Problem description:
Pick out the lines in the listing below that contain the word "icon" and copy them.

Supplied material:

● ● ● ● ● ● ●

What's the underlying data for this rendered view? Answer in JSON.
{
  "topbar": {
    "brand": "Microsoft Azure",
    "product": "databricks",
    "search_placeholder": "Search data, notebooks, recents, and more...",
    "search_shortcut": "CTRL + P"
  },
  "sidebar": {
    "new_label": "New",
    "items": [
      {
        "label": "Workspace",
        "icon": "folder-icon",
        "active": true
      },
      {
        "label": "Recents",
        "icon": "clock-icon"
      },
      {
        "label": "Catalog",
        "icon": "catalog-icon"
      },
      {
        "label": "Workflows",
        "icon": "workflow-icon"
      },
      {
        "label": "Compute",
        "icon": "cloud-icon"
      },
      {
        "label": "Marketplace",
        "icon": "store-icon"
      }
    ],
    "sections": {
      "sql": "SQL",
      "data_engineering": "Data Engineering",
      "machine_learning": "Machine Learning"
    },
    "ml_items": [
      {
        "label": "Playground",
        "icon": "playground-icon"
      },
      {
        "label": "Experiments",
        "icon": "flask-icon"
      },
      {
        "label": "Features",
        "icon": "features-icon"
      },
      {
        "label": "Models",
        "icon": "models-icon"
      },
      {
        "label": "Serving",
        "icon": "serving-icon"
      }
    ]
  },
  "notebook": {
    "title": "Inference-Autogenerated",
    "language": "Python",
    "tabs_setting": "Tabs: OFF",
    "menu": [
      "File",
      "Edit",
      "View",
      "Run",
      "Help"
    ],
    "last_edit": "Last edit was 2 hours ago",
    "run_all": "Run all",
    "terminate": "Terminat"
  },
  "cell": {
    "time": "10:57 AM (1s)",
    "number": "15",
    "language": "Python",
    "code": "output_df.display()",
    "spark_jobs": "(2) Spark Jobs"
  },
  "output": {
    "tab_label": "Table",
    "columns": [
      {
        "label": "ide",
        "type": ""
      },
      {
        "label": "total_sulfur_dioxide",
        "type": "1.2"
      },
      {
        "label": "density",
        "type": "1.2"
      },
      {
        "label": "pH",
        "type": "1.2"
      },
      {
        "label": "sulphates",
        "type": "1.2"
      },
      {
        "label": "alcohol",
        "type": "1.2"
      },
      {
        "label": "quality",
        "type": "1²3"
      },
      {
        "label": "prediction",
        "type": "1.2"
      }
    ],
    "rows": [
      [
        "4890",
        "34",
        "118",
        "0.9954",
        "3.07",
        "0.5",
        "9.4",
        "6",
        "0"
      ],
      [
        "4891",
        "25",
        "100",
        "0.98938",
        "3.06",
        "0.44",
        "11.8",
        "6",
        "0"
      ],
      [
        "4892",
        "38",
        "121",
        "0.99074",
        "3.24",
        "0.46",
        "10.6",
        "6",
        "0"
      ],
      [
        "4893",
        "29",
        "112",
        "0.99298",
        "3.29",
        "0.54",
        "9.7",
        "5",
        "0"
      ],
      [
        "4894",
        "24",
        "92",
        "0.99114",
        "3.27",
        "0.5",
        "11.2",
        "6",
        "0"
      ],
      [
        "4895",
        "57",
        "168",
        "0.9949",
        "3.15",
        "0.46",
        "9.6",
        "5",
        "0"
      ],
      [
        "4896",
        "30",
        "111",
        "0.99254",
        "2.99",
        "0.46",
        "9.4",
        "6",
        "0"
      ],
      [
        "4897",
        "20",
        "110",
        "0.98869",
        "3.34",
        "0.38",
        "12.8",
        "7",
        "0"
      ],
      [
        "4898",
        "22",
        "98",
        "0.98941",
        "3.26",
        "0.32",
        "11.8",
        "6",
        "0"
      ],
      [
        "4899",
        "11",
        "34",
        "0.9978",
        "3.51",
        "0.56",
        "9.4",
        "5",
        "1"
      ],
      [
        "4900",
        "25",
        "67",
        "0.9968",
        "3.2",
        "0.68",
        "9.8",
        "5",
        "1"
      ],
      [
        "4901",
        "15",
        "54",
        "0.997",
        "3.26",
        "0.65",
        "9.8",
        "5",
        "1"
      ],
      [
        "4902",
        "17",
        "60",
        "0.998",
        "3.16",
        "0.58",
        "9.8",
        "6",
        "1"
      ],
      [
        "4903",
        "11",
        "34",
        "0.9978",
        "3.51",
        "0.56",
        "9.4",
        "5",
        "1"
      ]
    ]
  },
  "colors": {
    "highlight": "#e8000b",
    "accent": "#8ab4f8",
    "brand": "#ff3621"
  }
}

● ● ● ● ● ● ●

Answer area:
        "icon": "folder-icon",
        "icon": "clock-icon"
        "icon": "catalog-icon"
        "icon": "workflow-icon"
        "icon": "cloud-icon"
        "icon": "store-icon"
        "icon": "playground-icon"
        "icon": "flask-icon"
        "icon": "features-icon"
        "icon": "models-icon"
        "icon": "serving-icon"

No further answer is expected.